This information in this post was provided by Women’s Voices for the Earth and Healthy Child Healthy World. Today they co-released a report about hidden chemicals in your cleaners.
Cleaning product companies aren’t required to tell us the chemicals they use in their products, and what they’re keeping secret from you could be hazardous to your health. Women’s Voices for the Earth (WVE) commissioned an independent lab to test 20 popular cleaning products for hidden toxic chemicals from five top companies: Clorox, Procter & Gamble, Reckitt Benckiser, SC Johnson and Son, and Sunshine Makers (Simple Green). Products tested included all-purpose cleaners, laundry detergents, dryer sheets, air fresheners, disinfectant sprays, and furniture polish.
What WVE found:
Hidden toxic chemicals were found in ALL products tested. They included carcinogens, reproductive toxins, endocrine disruptors, and allergens.
- Tide Free & Gentle, a detergent marketed to and used by moms for infants’ laundry, contained 1,4-dioxane, a known cancer-causing chemical, as did Bounce Free & Sensitive.
- Simple Green Naturals also contained 1,4-dioxane as well as phthalates, linked to reproductive harm. Simple Green All-Purpose cleaner contained toluene, linked to pregnancy complications.
- Glade Touch Odor contained phthalates, linked to reproductive harm, and galaxolide, linked to hormone disruption.
- Clorox Clean-Up contained chloroform and carbon tetrachloride, both linked to cancer.
- High levels of allergens appeared in fragranced air fresheners, yet there were no warning labels. Allergens were also found in products marketed as fragrance-free.
- None of these chemicals were listed on the product’s label.
Consumers deserve to know what chemicals they are being exposed to, so that they can easily avoid products that may cause allergic reactions or serious long-term health impacts like cancer, birth defects, or pregnancy complications. WVE is calling on Congress to pass new federal legislation that requires cleaning product manufacturers to disclose all the ingredients they use in their products directly on the product label.
Cleaning Products Right to Know Act has been introduced in Congress and will require household cleaning products to bear a label including a full list of product ingredients. This is the first step in pressuring companies to creating safer cleaning products. Go to www.womensvoices.org to ask your legislators to support the Cleaning Products Right to Know Act!
What You Can Do in the Meantime:
- Make your own cleaning products! Until we know what’s in the products we buy off the shelf, we can mix our own with safe ingredients like vinegar and baking soda. Visit www.womensvoices.org for recipes and tips.
- If you are concerned about a cleaning product that you currently use (and like), call the company’s toll-free number and inquire about the problem ingredients discussed in this report.

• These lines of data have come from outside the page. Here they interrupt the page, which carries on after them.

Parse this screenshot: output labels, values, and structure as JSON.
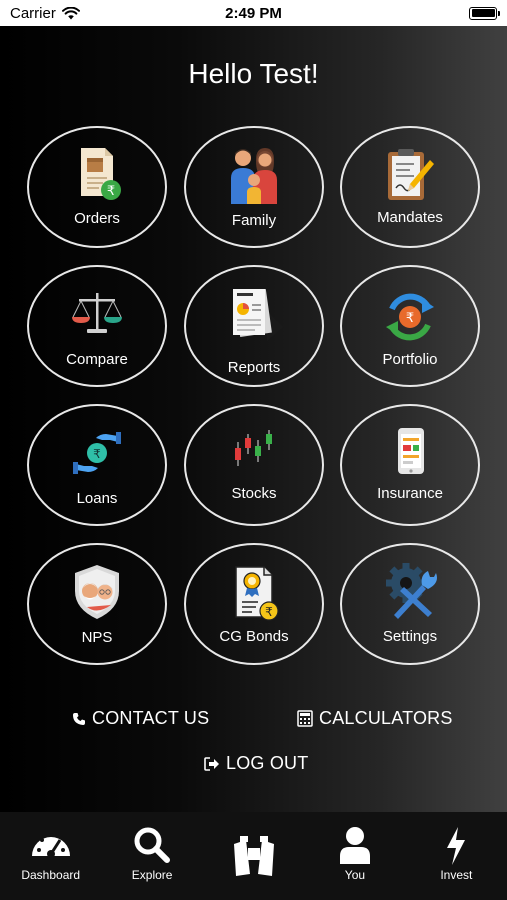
{
  "status_bar": {
    "carrier": "Carrier",
    "time": "2:49 PM"
  },
  "greeting": "Hello Test!",
  "tiles": [
    {
      "label": "Orders",
      "icon": "orders-icon"
    },
    {
      "label": "Family",
      "icon": "family-icon"
    },
    {
      "label": "Mandates",
      "icon": "mandates-icon"
    },
    {
      "label": "Compare",
      "icon": "scales-icon"
    },
    {
      "label": "Reports",
      "icon": "reports-icon"
    },
    {
      "label": "Portfolio",
      "icon": "portfolio-icon"
    },
    {
      "label": "Loans",
      "icon": "loans-icon"
    },
    {
      "label": "Stocks",
      "icon": "stocks-icon"
    },
    {
      "label": "Insurance",
      "icon": "insurance-icon"
    },
    {
      "label": "NPS",
      "icon": "nps-icon"
    },
    {
      "label": "CG Bonds",
      "icon": "cg-bonds-icon"
    },
    {
      "label": "Settings",
      "icon": "settings-icon"
    }
  ],
  "links": {
    "contact": "CONTACT US",
    "calculators": "CALCULATORS",
    "logout": "LOG OUT"
  },
  "tabs": [
    {
      "label": "Dashboard",
      "icon": "dashboard-icon"
    },
    {
      "label": "Explore",
      "icon": "search-icon"
    },
    {
      "label": "",
      "icon": "binoculars-icon"
    },
    {
      "label": "You",
      "icon": "user-icon"
    },
    {
      "label": "Invest",
      "icon": "bolt-icon"
    }
  ],
  "colors": {
    "tile_border": "#e8e8e8",
    "tab_bar": "#111111",
    "rupee_green": "#3aa845",
    "rupee_gold": "#f5c518"
  }
}
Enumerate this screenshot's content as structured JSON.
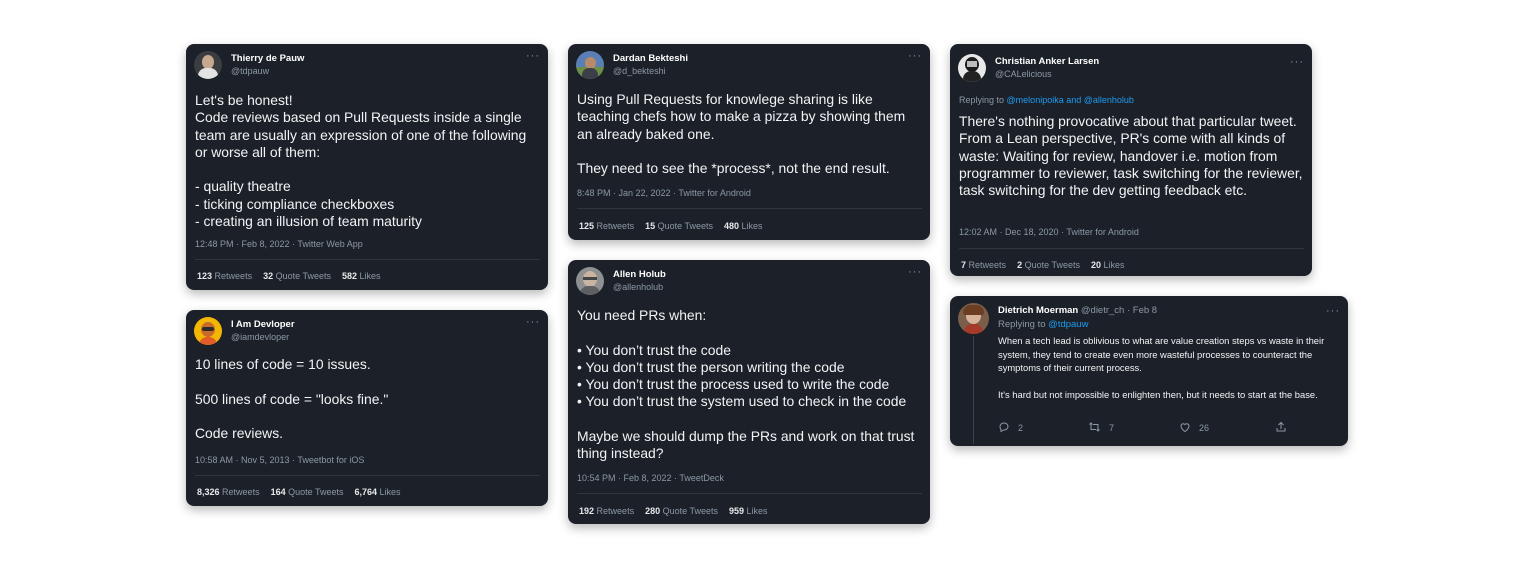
{
  "tweets": {
    "t1": {
      "name": "Thierry de Pauw",
      "handle": "@tdpauw",
      "text": "Let's be honest!\nCode reviews based on Pull Requests inside a single team are usually an expression of one of the following or worse all of them:\n\n- quality theatre\n- ticking compliance checkboxes\n- creating an illusion of team maturity",
      "meta": "12:48 PM · Feb 8, 2022 · Twitter Web App",
      "retweets": "123",
      "retweets_label": "Retweets",
      "quotes": "32",
      "quotes_label": "Quote Tweets",
      "likes": "582",
      "likes_label": "Likes"
    },
    "t2": {
      "name": "I Am Devloper",
      "handle": "@iamdevloper",
      "text": "10 lines of code = 10 issues.\n\n500 lines of code = \"looks fine.\"\n\nCode reviews.",
      "meta": "10:58 AM · Nov 5, 2013 · Tweetbot for iOS",
      "retweets": "8,326",
      "retweets_label": "Retweets",
      "quotes": "164",
      "quotes_label": "Quote Tweets",
      "likes": "6,764",
      "likes_label": "Likes"
    },
    "t3": {
      "name": "Dardan Bekteshi",
      "handle": "@d_bekteshi",
      "text": "Using Pull Requests for knowlege sharing is like teaching chefs how to make a pizza by showing them an already baked one.\n\nThey need to see the *process*, not the end result.",
      "meta": "8:48 PM · Jan 22, 2022 · Twitter for Android",
      "retweets": "125",
      "retweets_label": "Retweets",
      "quotes": "15",
      "quotes_label": "Quote Tweets",
      "likes": "480",
      "likes_label": "Likes"
    },
    "t4": {
      "name": "Allen Holub",
      "handle": "@allenholub",
      "text": "You need PRs when:\n\n• You don’t trust the code\n• You don’t trust the person writing the code\n• You don’t trust the process used to write the code\n• You don’t trust the system used to check in the code\n\nMaybe we should dump the PRs and work on that trust thing instead?",
      "meta": "10:54 PM · Feb 8, 2022 · TweetDeck",
      "retweets": "192",
      "retweets_label": "Retweets",
      "quotes": "280",
      "quotes_label": "Quote Tweets",
      "likes": "959",
      "likes_label": "Likes"
    },
    "t5": {
      "name": "Christian Anker Larsen",
      "handle": "@CALelicious",
      "replying_prefix": "Replying to",
      "replying_to": "@melonipoika and @allenholub",
      "text": "There's nothing provocative about that particular tweet. From a Lean perspective, PR's come with all kinds of waste: Waiting for review, handover i.e. motion from programmer to reviewer, task switching for the reviewer, task switching for the dev getting feedback etc.",
      "meta": "12:02 AM · Dec 18, 2020 · Twitter for Android",
      "retweets": "7",
      "retweets_label": "Retweets",
      "quotes": "2",
      "quotes_label": "Quote Tweets",
      "likes": "20",
      "likes_label": "Likes"
    },
    "t6": {
      "name": "Dietrich Moerman",
      "handle_time": "@dietr_ch · Feb 8",
      "replying_prefix": "Replying to",
      "replying_to": "@tdpauw",
      "text": "When a tech lead is oblivious to what are value creation steps vs waste in their system, they tend to create even more wasteful processes to counteract the symptoms of their current process.\n\nIt's hard but not impossible to enlighten then, but it needs to start at the base.",
      "replies": "2",
      "retweets": "7",
      "likes": "26"
    }
  },
  "icons": [
    "more-icon",
    "reply-icon",
    "retweet-icon",
    "like-icon",
    "share-icon"
  ],
  "more_glyph": "···"
}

Ask the manufacturer to disclose all of their fragrance ingredients and any contaminants, and ask them to remove any phthalates, musks and toxic contaminants from their products.
Do you make your own cleaning products?